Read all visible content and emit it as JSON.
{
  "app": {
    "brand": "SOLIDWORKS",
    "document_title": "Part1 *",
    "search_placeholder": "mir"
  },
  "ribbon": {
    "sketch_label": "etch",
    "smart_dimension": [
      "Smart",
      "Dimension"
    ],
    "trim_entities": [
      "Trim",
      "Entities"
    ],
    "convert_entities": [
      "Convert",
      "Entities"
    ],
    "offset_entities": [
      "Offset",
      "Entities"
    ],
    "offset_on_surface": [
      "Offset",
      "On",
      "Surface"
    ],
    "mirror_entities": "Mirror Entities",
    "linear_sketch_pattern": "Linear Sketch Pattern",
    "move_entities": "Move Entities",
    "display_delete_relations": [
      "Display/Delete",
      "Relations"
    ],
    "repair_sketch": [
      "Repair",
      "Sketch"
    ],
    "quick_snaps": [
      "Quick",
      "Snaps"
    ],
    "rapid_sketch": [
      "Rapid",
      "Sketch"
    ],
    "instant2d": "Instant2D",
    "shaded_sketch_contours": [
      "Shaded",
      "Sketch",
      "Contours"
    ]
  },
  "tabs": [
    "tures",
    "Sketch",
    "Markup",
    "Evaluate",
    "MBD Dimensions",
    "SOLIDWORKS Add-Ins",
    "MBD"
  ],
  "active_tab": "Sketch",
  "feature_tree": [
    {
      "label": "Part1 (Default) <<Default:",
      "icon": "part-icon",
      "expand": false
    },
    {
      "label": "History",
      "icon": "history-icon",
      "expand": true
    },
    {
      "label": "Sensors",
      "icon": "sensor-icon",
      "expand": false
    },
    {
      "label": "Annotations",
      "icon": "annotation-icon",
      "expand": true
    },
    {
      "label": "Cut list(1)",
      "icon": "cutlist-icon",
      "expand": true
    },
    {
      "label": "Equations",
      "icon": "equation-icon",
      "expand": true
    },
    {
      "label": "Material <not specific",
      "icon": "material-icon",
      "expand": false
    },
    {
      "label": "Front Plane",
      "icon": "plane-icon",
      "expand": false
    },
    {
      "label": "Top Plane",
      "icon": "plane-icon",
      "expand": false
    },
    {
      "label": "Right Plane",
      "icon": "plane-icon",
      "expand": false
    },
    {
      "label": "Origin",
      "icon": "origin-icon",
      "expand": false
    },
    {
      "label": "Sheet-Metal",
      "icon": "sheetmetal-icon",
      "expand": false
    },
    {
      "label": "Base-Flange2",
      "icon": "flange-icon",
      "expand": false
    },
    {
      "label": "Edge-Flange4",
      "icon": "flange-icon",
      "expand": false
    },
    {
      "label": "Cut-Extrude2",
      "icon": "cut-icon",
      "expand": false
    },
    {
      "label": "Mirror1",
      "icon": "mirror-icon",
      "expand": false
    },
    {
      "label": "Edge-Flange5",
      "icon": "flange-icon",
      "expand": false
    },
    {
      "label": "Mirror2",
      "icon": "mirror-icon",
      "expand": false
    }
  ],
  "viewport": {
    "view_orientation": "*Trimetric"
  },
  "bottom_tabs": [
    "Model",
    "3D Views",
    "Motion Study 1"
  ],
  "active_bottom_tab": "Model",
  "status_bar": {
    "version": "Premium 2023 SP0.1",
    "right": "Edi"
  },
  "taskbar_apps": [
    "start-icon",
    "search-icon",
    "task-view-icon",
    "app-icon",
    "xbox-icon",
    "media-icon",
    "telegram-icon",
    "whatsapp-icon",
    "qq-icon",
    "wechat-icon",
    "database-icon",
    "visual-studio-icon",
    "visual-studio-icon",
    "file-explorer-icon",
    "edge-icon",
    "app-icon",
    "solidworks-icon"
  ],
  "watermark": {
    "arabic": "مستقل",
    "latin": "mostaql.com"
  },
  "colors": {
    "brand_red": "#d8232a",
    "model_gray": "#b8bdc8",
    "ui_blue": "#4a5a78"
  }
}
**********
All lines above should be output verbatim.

Read all visible content and emit it as JSON.
{
  "app": {
    "brand": "SOLIDWORKS",
    "document_title": "Part1 *",
    "search_placeholder": "mir"
  },
  "ribbon": {
    "sketch_label": "etch",
    "smart_dimension": [
      "Smart",
      "Dimension"
    ],
    "trim_entities": [
      "Trim",
      "Entities"
    ],
    "convert_entities": [
      "Convert",
      "Entities"
    ],
    "offset_entities": [
      "Offset",
      "Entities"
    ],
    "offset_on_surface": [
      "Offset",
      "On",
      "Surface"
    ],
    "mirror_entities": "Mirror Entities",
    "linear_sketch_pattern": "Linear Sketch Pattern",
    "move_entities": "Move Entities",
    "display_delete_relations": [
      "Display/Delete",
      "Relations"
    ],
    "repair_sketch": [
      "Repair",
      "Sketch"
    ],
    "quick_snaps": [
      "Quick",
      "Snaps"
    ],
    "rapid_sketch": [
      "Rapid",
      "Sketch"
    ],
    "instant2d": "Instant2D",
    "shaded_sketch_contours": [
      "Shaded",
      "Sketch",
      "Contours"
    ]
  },
  "tabs": [
    "tures",
    "Sketch",
    "Markup",
    "Evaluate",
    "MBD Dimensions",
    "SOLIDWORKS Add-Ins",
    "MBD"
  ],
  "active_tab": "Sketch",
  "feature_tree": [
    {
      "label": "Part1 (Default) <<Default:",
      "icon": "part-icon",
      "expand": false
    },
    {
      "label": "History",
      "icon": "history-icon",
      "expand": true
    },
    {
      "label": "Sensors",
      "icon": "sensor-icon",
      "expand": false
    },
    {
      "label": "Annotations",
      "icon": "annotation-icon",
      "expand": true
    },
    {
      "label": "Cut list(1)",
      "icon": "cutlist-icon",
      "expand": true
    },
    {
      "label": "Equations",
      "icon": "equation-icon",
      "expand": true
    },
    {
      "label": "Material <not specific",
      "icon": "material-icon",
      "expand": false
    },
    {
      "label": "Front Plane",
      "icon": "plane-icon",
      "expand": false
    },
    {
      "label": "Top Plane",
      "icon": "plane-icon",
      "expand": false
    },
    {
      "label": "Right Plane",
      "icon": "plane-icon",
      "expand": false
    },
    {
      "label": "Origin",
      "icon": "origin-icon",
      "expand": false
    },
    {
      "label": "Sheet-Metal",
      "icon": "sheetmetal-icon",
      "expand": false
    },
    {
      "label": "Base-Flange2",
      "icon": "flange-icon",
      "expand": false
    },
    {
      "label": "Edge-Flange4",
      "icon": "flange-icon",
      "expand": false
    },
    {
      "label": "Cut-Extrude2",
      "icon": "cut-icon",
      "expand": false
    },
    {
      "label": "Mirror1",
      "icon": "mirror-icon",
      "expand": false
    },
    {
      "label": "Edge-Flange5",
      "icon": "flange-icon",
      "expand": false
    },
    {
      "label": "Mirror2",
      "icon": "mirror-icon",
      "expand": false
    }
  ],
  "viewport": {
    "view_orientation": "*Trimetric"
  },
  "bottom_tabs": [
    "Model",
    "3D Views",
    "Motion Study 1"
  ],
  "active_bottom_tab": "Model",
  "status_bar": {
    "version": "Premium 2023 SP0.1",
    "right": "Edi"
  },
  "taskbar_apps": [
    "start-icon",
    "search-icon",
    "task-view-icon",
    "app-icon",
    "xbox-icon",
    "media-icon",
    "telegram-icon",
    "whatsapp-icon",
    "qq-icon",
    "wechat-icon",
    "database-icon",
    "visual-studio-icon",
    "visual-studio-icon",
    "file-explorer-icon",
    "edge-icon",
    "app-icon",
    "solidworks-icon"
  ],
  "watermark": {
    "arabic": "مستقل",
    "latin": "mostaql.com"
  },
  "colors": {
    "brand_red": "#d8232a",
    "model_gray": "#b8bdc8",
    "ui_blue": "#4a5a78"
  }
}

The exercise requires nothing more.